WORK TO COMPLETE: What lines below mention the word "with"? Copy each one.

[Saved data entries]
╔══

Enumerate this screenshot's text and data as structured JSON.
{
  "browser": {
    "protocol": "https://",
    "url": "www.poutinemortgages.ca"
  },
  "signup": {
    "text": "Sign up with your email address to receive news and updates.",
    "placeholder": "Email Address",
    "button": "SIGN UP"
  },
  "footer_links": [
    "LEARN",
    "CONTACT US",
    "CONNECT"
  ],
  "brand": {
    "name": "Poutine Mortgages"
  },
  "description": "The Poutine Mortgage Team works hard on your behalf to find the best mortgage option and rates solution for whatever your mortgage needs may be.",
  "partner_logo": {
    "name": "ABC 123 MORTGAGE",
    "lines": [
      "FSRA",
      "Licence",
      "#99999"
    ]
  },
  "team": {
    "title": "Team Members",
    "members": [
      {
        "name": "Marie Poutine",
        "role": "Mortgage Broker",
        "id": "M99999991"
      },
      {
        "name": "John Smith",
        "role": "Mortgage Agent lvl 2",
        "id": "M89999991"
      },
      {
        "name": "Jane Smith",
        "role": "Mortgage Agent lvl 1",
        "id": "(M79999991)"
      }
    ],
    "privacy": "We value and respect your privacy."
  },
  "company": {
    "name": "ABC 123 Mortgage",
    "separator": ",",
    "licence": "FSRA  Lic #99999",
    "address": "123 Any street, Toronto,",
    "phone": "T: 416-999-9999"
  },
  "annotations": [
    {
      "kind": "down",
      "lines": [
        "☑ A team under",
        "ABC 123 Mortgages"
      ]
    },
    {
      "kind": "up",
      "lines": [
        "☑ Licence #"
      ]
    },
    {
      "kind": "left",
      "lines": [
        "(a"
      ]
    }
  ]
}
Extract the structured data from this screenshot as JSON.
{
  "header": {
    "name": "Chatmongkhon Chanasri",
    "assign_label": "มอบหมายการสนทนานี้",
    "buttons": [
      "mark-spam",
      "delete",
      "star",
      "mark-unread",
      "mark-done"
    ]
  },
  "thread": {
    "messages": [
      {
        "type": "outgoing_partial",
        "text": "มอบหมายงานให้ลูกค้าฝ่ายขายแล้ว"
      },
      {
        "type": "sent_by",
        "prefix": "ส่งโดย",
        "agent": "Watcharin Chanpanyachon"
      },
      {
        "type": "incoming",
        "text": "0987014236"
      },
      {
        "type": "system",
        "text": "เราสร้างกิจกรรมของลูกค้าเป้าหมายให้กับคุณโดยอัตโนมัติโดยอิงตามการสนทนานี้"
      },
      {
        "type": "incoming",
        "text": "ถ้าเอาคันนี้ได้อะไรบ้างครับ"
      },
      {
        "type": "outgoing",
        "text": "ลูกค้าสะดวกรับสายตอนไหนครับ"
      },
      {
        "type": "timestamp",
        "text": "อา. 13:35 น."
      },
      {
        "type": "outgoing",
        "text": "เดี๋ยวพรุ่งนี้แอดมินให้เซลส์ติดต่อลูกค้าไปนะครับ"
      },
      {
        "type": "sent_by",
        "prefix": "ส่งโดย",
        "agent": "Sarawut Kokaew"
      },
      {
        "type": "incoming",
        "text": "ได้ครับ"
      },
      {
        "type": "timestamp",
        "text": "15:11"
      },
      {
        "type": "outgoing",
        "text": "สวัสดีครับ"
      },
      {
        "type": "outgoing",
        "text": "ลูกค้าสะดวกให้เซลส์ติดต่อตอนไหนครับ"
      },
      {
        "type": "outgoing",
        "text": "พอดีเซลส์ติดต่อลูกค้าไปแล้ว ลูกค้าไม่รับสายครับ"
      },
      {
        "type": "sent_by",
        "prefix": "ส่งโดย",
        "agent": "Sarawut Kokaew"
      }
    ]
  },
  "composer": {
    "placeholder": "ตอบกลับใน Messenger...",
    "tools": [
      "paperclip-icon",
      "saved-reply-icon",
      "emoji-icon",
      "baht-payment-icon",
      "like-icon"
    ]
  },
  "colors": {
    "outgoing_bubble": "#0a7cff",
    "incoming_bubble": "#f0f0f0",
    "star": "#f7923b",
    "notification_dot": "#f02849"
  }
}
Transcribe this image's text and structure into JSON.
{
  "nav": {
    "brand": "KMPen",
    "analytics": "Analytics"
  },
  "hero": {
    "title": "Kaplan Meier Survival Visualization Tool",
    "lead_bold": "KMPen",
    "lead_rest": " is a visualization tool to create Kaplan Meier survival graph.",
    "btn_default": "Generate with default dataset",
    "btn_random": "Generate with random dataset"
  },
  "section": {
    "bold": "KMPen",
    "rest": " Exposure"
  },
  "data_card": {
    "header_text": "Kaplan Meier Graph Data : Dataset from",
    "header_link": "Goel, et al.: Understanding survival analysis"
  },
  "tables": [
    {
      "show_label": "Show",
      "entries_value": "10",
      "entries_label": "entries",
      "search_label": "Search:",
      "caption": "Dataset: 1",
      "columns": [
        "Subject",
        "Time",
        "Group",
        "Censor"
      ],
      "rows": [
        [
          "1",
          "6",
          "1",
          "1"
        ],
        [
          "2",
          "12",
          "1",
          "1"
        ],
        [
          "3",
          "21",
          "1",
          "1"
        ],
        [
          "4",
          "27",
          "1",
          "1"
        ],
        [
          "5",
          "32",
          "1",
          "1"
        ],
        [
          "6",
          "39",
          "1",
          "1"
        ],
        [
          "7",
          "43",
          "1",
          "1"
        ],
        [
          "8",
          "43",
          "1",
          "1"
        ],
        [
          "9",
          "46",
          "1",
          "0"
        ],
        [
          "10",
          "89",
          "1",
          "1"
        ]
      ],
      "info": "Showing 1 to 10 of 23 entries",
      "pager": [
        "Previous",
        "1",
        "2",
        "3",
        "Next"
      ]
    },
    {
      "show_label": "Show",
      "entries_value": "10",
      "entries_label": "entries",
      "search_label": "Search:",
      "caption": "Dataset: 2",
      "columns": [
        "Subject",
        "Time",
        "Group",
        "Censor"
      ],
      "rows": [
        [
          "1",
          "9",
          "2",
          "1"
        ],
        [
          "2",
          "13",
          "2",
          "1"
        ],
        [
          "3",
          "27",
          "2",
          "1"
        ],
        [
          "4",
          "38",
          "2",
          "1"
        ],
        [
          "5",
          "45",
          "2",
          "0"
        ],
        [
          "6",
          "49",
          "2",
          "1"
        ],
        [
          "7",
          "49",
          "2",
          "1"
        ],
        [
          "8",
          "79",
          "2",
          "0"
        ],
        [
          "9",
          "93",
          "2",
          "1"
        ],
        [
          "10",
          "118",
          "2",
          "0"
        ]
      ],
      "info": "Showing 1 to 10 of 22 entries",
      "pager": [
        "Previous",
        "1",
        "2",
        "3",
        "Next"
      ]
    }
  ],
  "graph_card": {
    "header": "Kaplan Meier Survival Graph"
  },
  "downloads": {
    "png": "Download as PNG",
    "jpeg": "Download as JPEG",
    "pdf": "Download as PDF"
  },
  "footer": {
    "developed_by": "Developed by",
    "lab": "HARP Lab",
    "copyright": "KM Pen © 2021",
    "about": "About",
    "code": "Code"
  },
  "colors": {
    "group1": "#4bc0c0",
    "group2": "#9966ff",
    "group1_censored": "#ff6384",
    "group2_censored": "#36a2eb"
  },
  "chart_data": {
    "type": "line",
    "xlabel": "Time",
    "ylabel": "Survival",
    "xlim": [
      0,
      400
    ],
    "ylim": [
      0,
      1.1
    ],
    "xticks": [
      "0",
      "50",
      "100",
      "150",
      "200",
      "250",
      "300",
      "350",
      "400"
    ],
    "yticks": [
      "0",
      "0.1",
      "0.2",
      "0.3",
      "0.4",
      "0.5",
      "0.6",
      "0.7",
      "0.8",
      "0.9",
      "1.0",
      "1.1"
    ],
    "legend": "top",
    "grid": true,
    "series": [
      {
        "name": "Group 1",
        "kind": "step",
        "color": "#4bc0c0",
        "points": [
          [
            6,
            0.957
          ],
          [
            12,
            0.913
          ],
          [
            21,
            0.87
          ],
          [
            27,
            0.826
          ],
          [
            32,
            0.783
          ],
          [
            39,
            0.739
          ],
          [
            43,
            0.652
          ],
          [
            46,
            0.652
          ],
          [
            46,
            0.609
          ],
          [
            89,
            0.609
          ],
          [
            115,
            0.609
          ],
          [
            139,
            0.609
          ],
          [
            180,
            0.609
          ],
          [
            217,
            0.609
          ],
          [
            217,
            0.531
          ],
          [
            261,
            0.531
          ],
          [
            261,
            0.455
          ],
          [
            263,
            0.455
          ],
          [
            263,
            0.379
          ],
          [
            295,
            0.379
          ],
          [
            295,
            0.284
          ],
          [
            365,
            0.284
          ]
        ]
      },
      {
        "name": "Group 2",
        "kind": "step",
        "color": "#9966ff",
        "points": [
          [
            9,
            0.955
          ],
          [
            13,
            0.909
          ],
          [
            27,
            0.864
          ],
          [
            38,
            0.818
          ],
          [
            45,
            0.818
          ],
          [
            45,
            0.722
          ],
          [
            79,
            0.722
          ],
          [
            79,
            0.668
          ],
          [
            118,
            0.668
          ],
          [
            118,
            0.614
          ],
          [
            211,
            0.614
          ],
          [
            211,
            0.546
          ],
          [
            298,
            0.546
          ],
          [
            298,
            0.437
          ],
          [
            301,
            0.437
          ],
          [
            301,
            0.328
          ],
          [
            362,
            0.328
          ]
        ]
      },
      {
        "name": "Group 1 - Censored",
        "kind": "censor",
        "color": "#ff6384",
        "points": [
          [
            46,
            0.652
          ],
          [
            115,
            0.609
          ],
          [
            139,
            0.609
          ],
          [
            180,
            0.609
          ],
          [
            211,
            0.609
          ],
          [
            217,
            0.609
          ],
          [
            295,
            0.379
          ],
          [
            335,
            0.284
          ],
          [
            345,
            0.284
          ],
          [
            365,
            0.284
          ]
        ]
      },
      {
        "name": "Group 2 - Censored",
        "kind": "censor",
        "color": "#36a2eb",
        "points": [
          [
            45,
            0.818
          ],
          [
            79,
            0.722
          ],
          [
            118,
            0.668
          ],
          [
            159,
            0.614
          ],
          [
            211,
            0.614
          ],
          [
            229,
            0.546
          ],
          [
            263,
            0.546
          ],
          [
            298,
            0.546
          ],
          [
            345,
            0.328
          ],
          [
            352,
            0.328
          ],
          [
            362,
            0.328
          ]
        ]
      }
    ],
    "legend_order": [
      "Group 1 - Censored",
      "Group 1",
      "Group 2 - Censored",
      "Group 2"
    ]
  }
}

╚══

WRITTEN SOLUTION:
    "text": "Sign up with your email address to receive news and updates.",
    "btn_default": "Generate with default dataset",
    "btn_random": "Generate with random dataset"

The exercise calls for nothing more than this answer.